We liked our server, though he did seem to go missing now and again. Not a big deal; the place was certainly hopping and I don’t know how they even expect servers to maneuver in such tight quarters.

They had several of what are essentially amuse bouche(s?) for sale at $3/each. Josh and I each had two – I had the smoked mushroom pain perdu and a duck strudel. I really think duck is fantastic; I don’t know why I never order it. Josh had the billibi soup and the tiny tuna taco tartare. Say that 10 times fast!

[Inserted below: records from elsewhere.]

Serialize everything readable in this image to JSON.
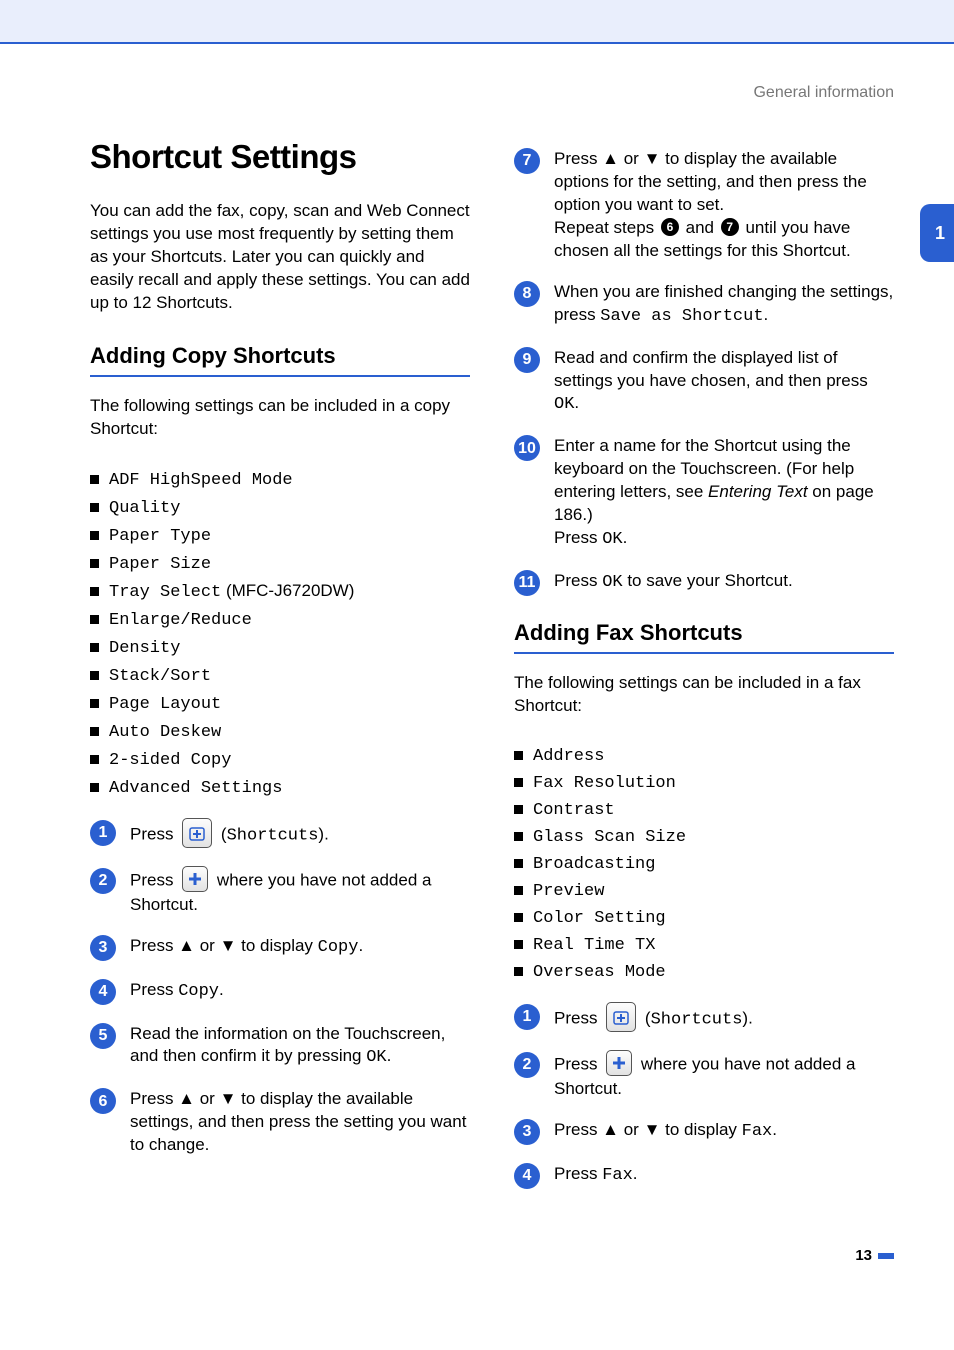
{
  "header": {
    "section": "General information"
  },
  "tab": {
    "label": "1"
  },
  "title": "Shortcut Settings",
  "intro": "You can add the fax, copy, scan and Web Connect settings you use most frequently by setting them as your Shortcuts. Later you can quickly and easily recall and apply these settings. You can add up to 12 Shortcuts.",
  "copy": {
    "heading": "Adding Copy Shortcuts",
    "lead": "The following settings can be included in a copy Shortcut:",
    "items": [
      {
        "t": "ADF HighSpeed Mode"
      },
      {
        "t": "Quality"
      },
      {
        "t": "Paper Type"
      },
      {
        "t": "Paper Size"
      },
      {
        "t": "Tray Select",
        "suffix": " (MFC-J6720DW)"
      },
      {
        "t": "Enlarge/Reduce"
      },
      {
        "t": "Density"
      },
      {
        "t": "Stack/Sort"
      },
      {
        "t": "Page Layout"
      },
      {
        "t": "Auto Deskew"
      },
      {
        "t": "2-sided Copy"
      },
      {
        "t": "Advanced Settings"
      }
    ],
    "steps": {
      "s1a": "Press ",
      "s1b": " (",
      "s1c": "Shortcuts",
      "s1d": ").",
      "s2a": "Press ",
      "s2b": " where you have not added a Shortcut.",
      "s3a": "Press ▲ or ▼ to display ",
      "s3b": "Copy",
      "s3c": ".",
      "s4a": "Press ",
      "s4b": "Copy",
      "s4c": ".",
      "s5a": "Read the information on the Touchscreen, and then confirm it by pressing ",
      "s5b": "OK",
      "s5c": ".",
      "s6": "Press ▲ or ▼ to display the available settings, and then press the setting you want to change."
    }
  },
  "right": {
    "s7a": "Press ▲ or ▼ to display the available options for the setting, and then press the option you want to set.",
    "s7b": "Repeat steps ",
    "s7c": " and ",
    "s7d": " until you have chosen all the settings for this Shortcut.",
    "ref6": "6",
    "ref7": "7",
    "s8a": "When you are finished changing the settings, press ",
    "s8b": "Save as Shortcut",
    "s8c": ".",
    "s9a": "Read and confirm the displayed list of settings you have chosen, and then press ",
    "s9b": "OK",
    "s9c": ".",
    "s10a": "Enter a name for the Shortcut using the keyboard on the Touchscreen. (For help entering letters, see ",
    "s10b": "Entering Text",
    "s10c": " on page 186.)",
    "s10d": "Press ",
    "s10e": "OK",
    "s10f": ".",
    "s11a": "Press ",
    "s11b": "OK",
    "s11c": " to save your Shortcut."
  },
  "fax": {
    "heading": "Adding Fax Shortcuts",
    "lead": "The following settings can be included in a fax Shortcut:",
    "items": [
      "Address",
      "Fax Resolution",
      "Contrast",
      "Glass Scan Size",
      "Broadcasting",
      "Preview",
      "Color Setting",
      "Real Time TX",
      "Overseas Mode"
    ],
    "steps": {
      "s1a": "Press ",
      "s1b": " (",
      "s1c": "Shortcuts",
      "s1d": ").",
      "s2a": "Press ",
      "s2b": " where you have not added a Shortcut.",
      "s3a": "Press ▲ or ▼ to display ",
      "s3b": "Fax",
      "s3c": ".",
      "s4a": "Press ",
      "s4b": "Fax",
      "s4c": "."
    }
  },
  "pagenum": "13"
}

For dinner I wavered between the “composition of winter squash,” a NY strip and scallops. I got the scallops but wasn’t entirely happy with them – they were gritty (and I hear scallops are difficult to wash properly), and merely warm rather than hot. In full: pan-seared dayboat sea scallops with MN pork belly, du put lentils, kabocha squash puree, brussel sprout petals and sauce diable. The lentils were very good, and the brussel sprout petals were crunchy and salty. There wasn’t enough “sauce diable.” Josh had the moules frites, which I was even brave enough to try. I didn’t totally hate the taste, but it’s the texture that really makes that dish a big fat “no” for me. His meal also came with pommes frites and the ever-tasty bĂ©arnaise sauce, of which I helped myself to plenty.

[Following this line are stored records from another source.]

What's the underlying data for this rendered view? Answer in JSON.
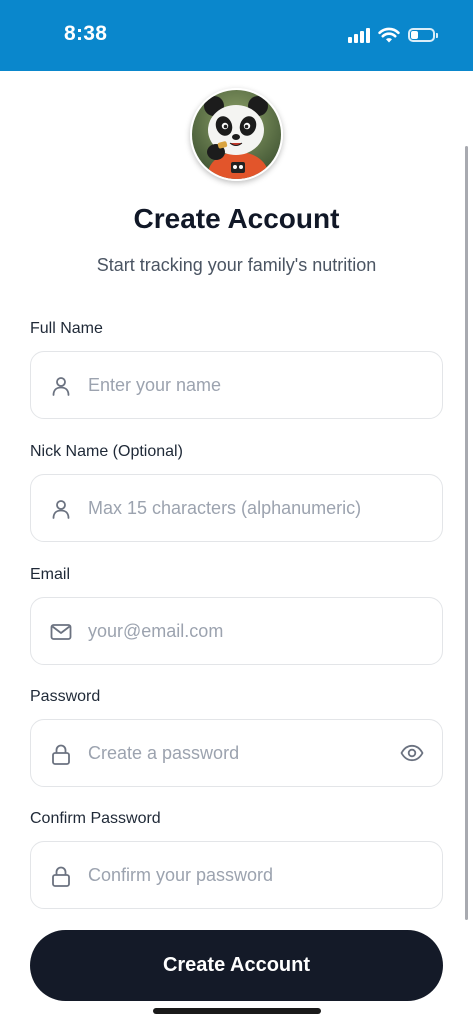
{
  "status_bar": {
    "time": "8:38",
    "icons": [
      "cellular-signal-icon",
      "wifi-icon",
      "battery-icon"
    ],
    "battery_level": 0.35,
    "background_color": "#0a87cc"
  },
  "header": {
    "avatar_icon": "panda-avatar-icon",
    "title": "Create Account",
    "subtitle": "Start tracking your family's nutrition"
  },
  "form": {
    "full_name": {
      "label": "Full Name",
      "placeholder": "Enter your name",
      "value": "",
      "icon": "user-icon"
    },
    "nick_name": {
      "label": "Nick Name (Optional)",
      "placeholder": "Max 15 characters (alphanumeric)",
      "value": "",
      "icon": "user-icon"
    },
    "email": {
      "label": "Email",
      "placeholder": "your@email.com",
      "value": "",
      "icon": "mail-icon"
    },
    "password": {
      "label": "Password",
      "placeholder": "Create a password",
      "value": "",
      "icon": "lock-icon",
      "toggle_icon": "eye-icon"
    },
    "confirm_password": {
      "label": "Confirm Password",
      "placeholder": "Confirm your password",
      "value": "",
      "icon": "lock-icon"
    }
  },
  "actions": {
    "submit_label": "Create Account",
    "submit_color": "#141a28"
  }
}
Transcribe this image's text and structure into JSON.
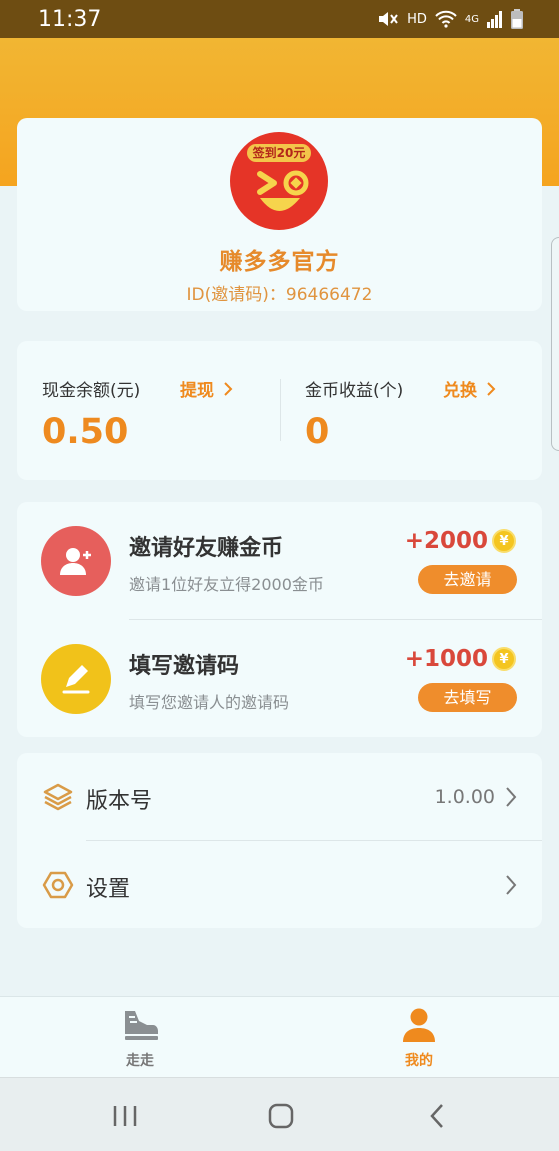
{
  "status_bar": {
    "time": "11:37",
    "hd": "HD",
    "network": "4G"
  },
  "profile": {
    "avatar_tag": "签到20元",
    "name": "赚多多官方",
    "id_text": "ID(邀请码)：96466472"
  },
  "balance": {
    "cash": {
      "label": "现金余额(元)",
      "action": "提现",
      "value": "0.50"
    },
    "coins": {
      "label": "金币收益(个)",
      "action": "兑换",
      "value": "0"
    }
  },
  "tasks": [
    {
      "title": "邀请好友赚金币",
      "desc": "邀请1位好友立得2000金币",
      "reward": "+2000",
      "button": "去邀请",
      "icon": "add-user-icon",
      "icon_color": "#e65f5c"
    },
    {
      "title": "填写邀请码",
      "desc": "填写您邀请人的邀请码",
      "reward": "+1000",
      "button": "去填写",
      "icon": "pencil-icon",
      "icon_color": "#f1c21a"
    }
  ],
  "coin_symbol": "¥",
  "settings": [
    {
      "label": "版本号",
      "value": "1.0.00",
      "icon": "layers-icon"
    },
    {
      "label": "设置",
      "value": "",
      "icon": "settings-hexagon-icon"
    }
  ],
  "bottom_nav": [
    {
      "label": "走走",
      "icon": "sneaker-icon",
      "active": false
    },
    {
      "label": "我的",
      "icon": "user-icon",
      "active": true
    }
  ],
  "colors": {
    "accent": "#ef8d2c",
    "header": "#f5a41f",
    "active": "#ef8a1e",
    "inactive": "#777777"
  }
}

For dessert I had a salted caramel ice cream “lollipop” dipped in chocolate. Kind of complicated to eat but it tasted good. Also had a glass of icewein and Josh had a glass of absinthe. It tasted like black licorice and we both agreed we probably never need to order that again. One and done!

Walking over to the Ordway was exciting – we’re going to the opera! I, of course, kept making Pretty Woman references such as “It’s a band!” and “Mine are broken.” Yes, I think I am hilarious.

I wasn’t sure if I would like the opera – but I did. The music is really beautiful. I wish it had been louder so as to “envelope” you, if that makes sense. My other complaint, if you will, is the subtitles were far, far above the characters heads, so you couldn’t really read them and watch the scene at the same time. Fortunately, it was La Boheme so I knew the general storyline pretty well, thanks to repeated attendance at Rent.

I think one thing about opera – or this one, anyway – is that people seem to think it’s really highbrow, when really there is some lowbrow humor in it and is, in general, very approachable. Much like Shakespeare, I guess. If you can get past not being familiar with the language, it’s pretty enjoyable.

All in all, a lovely evening. And, now that I’m back on the blogging saddle, hopefully I won’t fall off again for a while.